Evans Valley Fire District Fire Chief Travis Crume said the district will use the high-axle all-terrain vehicle for an all-hazards response, including rescues, evacuations and brush fires. “Its capability to cross rough terrain is remarkable and will allow us to reach victims quicker than ever before.”

Cannon Beach plans to utilize the new vehicle for multiple purposes, but since firefighters have easier beach access in Cannon Beach, Fire Chief Marc Reckmann said it will primarily serve as a brush rig running out of the Arch Cape Fire Station. The fire district plans to install a removable tank and pump system to the vehicle, as well as a water filtration system to pull from streams in the event of a water system failure.

Hoodland Fire District is working on a custom slip-on wildland firefighting unit that can be loaded and unloaded from the chassis with a forklift. The wildland firefighting unit will be a combination of a water tank, pump, plumbing and hose reel. The whole unit can be removed and traded out with original seating on the vehicle in minutes and meeting the requirements for the use of the vehicle for high water rescue in flooded areas. Division Chief Scott Kline said, “The acceptance of this vehicle is dual purpose, to augment our wildland firefighting capabilities and to provide assistance as needed throughout the State of Oregon for flood rescue.”

Warrenton Police Chief Mathew Workman said their CORE Vehicle will be used to help the community in the case of a tsunami or earthquake. “With any size tsunami, most of our city, including dozens of residential neighborhoods, will be inundated with water. This type of vehicle will allow us to perform rescue operations in those areas,” said Workman. “Similarly, during an earthquake, thousands of trees and utility poles will most likely topple and prevent standard-axle vehicles from traversing around town to perform rescue operations, whereas a high-axle vehicle would have a better chance of reaching the impacted areas.”

The SPIRE Grant Program equipped Clackamas Fire with a low-water rescue boat to increase response capabilities on the waters (credit Clackamas Fire).

Established by Oregon House Bill 2687 in 2017, a total of $5 million was made available in the grant’s first round, which awarded 81 pieces of equipment to 79 different awardees, strengthening the statewide response and recovery capability starting at the local level. In addition to the CORE Vehicles, available lifesaving equipment included generators, fuel tankers, big-water rescue boats, a low-water rescue boat, rescue jet skis, mass casualty trailers and water purification trailers.

Oregon legislature has funded the SPIRE Grant with $10 million for 2022-2023. The next grant round will open on or around March 1 and remain open for 90 days; it will offer similar equipment as before, with the addition of urban search and rescue equipment, morgue trailers and solar generators. Qualified applicants include any organization responsible for or containing expertise in emergency preparedness that is a local government, special government body or a private 501(c)(3) organization.
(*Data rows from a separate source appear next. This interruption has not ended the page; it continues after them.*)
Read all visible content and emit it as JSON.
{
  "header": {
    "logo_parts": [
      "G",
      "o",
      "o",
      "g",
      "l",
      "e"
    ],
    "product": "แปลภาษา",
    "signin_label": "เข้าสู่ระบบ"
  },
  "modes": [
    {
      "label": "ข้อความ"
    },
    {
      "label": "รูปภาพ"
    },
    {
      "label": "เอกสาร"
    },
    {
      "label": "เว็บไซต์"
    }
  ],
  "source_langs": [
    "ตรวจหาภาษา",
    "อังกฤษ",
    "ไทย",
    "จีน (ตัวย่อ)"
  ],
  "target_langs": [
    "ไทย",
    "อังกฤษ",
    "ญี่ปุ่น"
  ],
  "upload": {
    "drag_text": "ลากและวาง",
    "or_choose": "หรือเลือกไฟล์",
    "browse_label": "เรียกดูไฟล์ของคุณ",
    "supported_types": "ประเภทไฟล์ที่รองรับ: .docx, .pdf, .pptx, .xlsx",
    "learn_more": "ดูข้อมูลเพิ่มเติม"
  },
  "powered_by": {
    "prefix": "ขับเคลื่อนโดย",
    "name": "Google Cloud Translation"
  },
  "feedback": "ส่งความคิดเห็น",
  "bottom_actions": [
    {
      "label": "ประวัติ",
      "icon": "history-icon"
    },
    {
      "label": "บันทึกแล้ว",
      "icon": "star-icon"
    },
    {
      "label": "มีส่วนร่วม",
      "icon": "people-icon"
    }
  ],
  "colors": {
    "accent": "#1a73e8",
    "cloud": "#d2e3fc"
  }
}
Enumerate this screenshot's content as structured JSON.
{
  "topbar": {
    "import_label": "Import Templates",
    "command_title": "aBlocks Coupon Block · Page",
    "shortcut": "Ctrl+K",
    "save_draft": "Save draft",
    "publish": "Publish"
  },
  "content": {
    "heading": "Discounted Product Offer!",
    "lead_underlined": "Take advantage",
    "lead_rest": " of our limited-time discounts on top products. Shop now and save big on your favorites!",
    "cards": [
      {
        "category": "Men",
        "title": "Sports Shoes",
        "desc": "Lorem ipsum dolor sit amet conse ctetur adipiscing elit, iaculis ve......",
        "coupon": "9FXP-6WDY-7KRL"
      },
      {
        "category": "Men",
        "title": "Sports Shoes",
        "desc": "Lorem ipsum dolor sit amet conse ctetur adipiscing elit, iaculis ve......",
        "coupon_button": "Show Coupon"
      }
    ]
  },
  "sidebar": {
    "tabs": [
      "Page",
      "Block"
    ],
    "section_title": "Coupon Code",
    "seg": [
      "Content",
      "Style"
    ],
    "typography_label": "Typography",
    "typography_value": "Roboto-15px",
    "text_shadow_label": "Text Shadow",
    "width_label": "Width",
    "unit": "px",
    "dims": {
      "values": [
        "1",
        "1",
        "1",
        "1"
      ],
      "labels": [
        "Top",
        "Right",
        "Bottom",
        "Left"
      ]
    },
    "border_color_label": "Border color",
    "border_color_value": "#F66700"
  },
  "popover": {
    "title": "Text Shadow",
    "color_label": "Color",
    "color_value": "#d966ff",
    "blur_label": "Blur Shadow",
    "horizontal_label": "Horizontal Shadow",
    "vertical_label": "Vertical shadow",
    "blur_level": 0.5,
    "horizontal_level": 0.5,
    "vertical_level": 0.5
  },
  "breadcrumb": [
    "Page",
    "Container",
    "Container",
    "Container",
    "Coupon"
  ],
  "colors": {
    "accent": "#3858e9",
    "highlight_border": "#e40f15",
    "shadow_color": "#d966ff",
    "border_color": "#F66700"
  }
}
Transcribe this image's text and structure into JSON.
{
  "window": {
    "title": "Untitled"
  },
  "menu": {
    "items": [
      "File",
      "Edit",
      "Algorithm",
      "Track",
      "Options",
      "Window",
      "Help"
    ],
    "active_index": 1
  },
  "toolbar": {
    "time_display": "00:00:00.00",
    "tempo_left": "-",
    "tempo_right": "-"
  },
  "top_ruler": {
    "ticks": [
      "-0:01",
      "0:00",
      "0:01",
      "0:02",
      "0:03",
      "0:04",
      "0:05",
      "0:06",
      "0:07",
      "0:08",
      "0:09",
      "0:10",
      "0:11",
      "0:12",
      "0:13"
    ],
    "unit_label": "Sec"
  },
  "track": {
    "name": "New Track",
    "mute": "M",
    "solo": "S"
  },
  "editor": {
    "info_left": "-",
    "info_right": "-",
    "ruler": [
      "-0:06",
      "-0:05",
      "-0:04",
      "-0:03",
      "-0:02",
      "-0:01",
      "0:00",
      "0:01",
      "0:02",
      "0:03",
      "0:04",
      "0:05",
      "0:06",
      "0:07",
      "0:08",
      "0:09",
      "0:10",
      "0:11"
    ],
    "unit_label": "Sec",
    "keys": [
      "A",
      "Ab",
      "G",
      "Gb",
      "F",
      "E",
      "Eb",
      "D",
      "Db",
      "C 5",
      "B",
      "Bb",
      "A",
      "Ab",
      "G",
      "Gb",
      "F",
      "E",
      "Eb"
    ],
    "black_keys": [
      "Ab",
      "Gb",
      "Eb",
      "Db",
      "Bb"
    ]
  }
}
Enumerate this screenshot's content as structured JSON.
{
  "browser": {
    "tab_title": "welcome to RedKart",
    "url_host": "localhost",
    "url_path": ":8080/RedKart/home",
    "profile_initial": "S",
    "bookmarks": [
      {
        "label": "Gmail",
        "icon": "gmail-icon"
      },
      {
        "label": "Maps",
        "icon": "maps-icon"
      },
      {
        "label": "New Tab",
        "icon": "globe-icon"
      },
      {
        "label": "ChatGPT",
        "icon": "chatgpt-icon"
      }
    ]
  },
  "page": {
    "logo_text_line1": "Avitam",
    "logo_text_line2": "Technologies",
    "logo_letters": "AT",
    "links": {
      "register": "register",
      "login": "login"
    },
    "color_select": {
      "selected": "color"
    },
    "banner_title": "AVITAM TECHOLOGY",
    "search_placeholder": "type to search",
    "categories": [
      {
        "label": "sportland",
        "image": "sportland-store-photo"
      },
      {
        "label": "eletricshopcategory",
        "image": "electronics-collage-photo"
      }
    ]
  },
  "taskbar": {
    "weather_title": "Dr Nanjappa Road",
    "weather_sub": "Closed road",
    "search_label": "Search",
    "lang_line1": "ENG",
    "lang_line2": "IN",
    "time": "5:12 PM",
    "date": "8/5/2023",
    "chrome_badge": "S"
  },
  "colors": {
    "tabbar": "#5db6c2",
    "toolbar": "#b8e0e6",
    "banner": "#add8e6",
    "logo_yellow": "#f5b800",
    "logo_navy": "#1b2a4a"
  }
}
Applicants can learn more by visiting OEM is here to help; for questions, please reach out to

About Author

Chris Crabb is a Public Information Officer at the Oregon Department of Emergency Management, which coordinates and maintains a statewide emergency services system for emergency and disaster communications.

Comments are closed.